Fernando Barciela | European leaders are upset these days about the possibility of the UK abandoning the EU. But in the end, they seem convinced that this will be avoided. Although David Cameron has promised a referendum by end-2017 over the presence (or not) of his country in the European club, people on the continent expect that the British Prime Minister will be able to convince his fellow citizens to stay in.
Everybody knows – or suspects- that Cameron is not amongst the Outs. And they are probably right. His goal is not to leave the EU but to convince it to agree with the UK’s views on economics, immigration or international politics. According to the media, Cameron has told Germany’s Angela Merkel, France’s François Hollande and just about every other important world leader that he wants to stay.
The big problem is that if he wants to win the referendum he will have to convince the British people. And that will not be so easy. While the Outs are fewer than the Ins in the two main parties, there is a predominance of Out votes amongst the UK population which, as everybody knows, is not very fond of Europe.
Even after being subjected to a battery of arguments related to the painful economic consecuences of leaving the EU, nowadays they seem more resolved to follow the Outs and their arguments. The British people feel they are looked down upon by the rest of Europe and that they don’t have any real influence in Brussels. They are increasingly convinced that the UK would do better outside the club. We could say they continue to be influenced by the idea of the British Empire and still consider their country a great nation. If Switzerland and Norway can successfully go it alone, why couldn’t they do the same, without all the obstacles, red tape and endless regulations coming out of Brussels?
Against this backdrop, the only possibility Cameron has of winning a Yes to staying in Europe from the voters would be if he obtains enough concessions from the rest of the EU to sell it as a victory and reverse the current trend. The list of these concessions, outlined in a letter delivered to European Council President Donald Tusk, is well-known: a four-year ban on EU migrants claiming in-work benefits, an opt-out from ever-closer union, more powers to block EU legislation, safeguards protecting the City of London, guarantees that Britain will not be excluded from decisions on single-market laws and a greater fairness between the eurozone and non-eurozone nations. A very long list indeed for everyone, but maybe not for Cameron. He has warned European leaders that the UK could leave the EU if certain demands are not met.

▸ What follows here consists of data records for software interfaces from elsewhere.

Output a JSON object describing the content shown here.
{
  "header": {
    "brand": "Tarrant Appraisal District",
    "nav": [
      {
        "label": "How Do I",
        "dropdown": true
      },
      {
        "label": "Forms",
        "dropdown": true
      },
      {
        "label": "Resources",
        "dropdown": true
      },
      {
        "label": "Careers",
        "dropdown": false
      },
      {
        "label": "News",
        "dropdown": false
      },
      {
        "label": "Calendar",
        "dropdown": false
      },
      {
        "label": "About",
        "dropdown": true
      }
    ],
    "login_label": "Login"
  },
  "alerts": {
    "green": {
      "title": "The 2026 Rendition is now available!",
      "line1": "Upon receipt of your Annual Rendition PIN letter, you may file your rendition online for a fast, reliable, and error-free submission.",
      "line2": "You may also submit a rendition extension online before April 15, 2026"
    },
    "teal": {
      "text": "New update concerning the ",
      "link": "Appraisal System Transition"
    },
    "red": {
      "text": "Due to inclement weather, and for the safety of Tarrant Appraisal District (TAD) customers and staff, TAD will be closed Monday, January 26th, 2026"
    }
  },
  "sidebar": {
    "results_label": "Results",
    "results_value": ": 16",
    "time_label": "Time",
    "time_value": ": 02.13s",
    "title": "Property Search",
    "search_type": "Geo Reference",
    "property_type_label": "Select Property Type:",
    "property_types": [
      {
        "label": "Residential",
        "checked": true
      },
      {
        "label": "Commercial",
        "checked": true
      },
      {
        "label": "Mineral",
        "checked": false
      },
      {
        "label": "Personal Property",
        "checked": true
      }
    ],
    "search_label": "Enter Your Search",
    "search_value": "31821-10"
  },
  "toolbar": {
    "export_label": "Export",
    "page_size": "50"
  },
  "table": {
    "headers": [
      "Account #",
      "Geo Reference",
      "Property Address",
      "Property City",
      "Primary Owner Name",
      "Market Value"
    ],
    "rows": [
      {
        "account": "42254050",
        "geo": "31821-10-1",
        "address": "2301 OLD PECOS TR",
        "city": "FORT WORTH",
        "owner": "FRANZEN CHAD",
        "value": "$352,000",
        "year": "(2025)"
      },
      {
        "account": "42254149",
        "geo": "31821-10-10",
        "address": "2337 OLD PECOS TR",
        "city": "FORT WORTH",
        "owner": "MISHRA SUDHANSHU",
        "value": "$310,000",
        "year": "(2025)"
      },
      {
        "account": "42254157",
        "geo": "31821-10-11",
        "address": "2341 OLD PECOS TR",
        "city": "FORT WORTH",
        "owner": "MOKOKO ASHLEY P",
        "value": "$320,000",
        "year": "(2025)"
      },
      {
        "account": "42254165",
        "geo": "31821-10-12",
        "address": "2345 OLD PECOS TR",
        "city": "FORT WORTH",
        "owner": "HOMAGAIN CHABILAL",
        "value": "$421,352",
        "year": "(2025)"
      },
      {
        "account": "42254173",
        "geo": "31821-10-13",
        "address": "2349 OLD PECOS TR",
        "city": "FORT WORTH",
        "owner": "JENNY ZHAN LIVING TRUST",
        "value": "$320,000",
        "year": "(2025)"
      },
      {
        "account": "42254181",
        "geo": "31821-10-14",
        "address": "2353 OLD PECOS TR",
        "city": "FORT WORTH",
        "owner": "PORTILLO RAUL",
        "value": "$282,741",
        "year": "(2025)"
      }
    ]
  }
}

For the moment, however, nobody knows if the EU is ready to comply with Cameron’s requests. And while some politicians like Sweden’s Carl Bildt has recently called a British exit from the EU a bigger threat to Europe than Russia or terrorism, nobody in any country has drafted a plan to satisfy the UK’s demands. Everybody thinks at the moment that satisfying Cameron’s demands would set a dangerous precedent. It could encourage other countries to demand the same or similar conditions, boosting eurosceptic parties all over Europe.
Europe has been a tremendous dilemma for a long time. But many people think such an event would be the end of the European project and any decision looks bad. To allow the UK to leave would be a catastrophe, and giving Cameron what he wants a disaster. But despite this pessimistic outlook, many are confident that the eurocrats and experts surrounding the European leaders will finally fix this apparently unsolvable situation. Maybe because they have always done it in the past.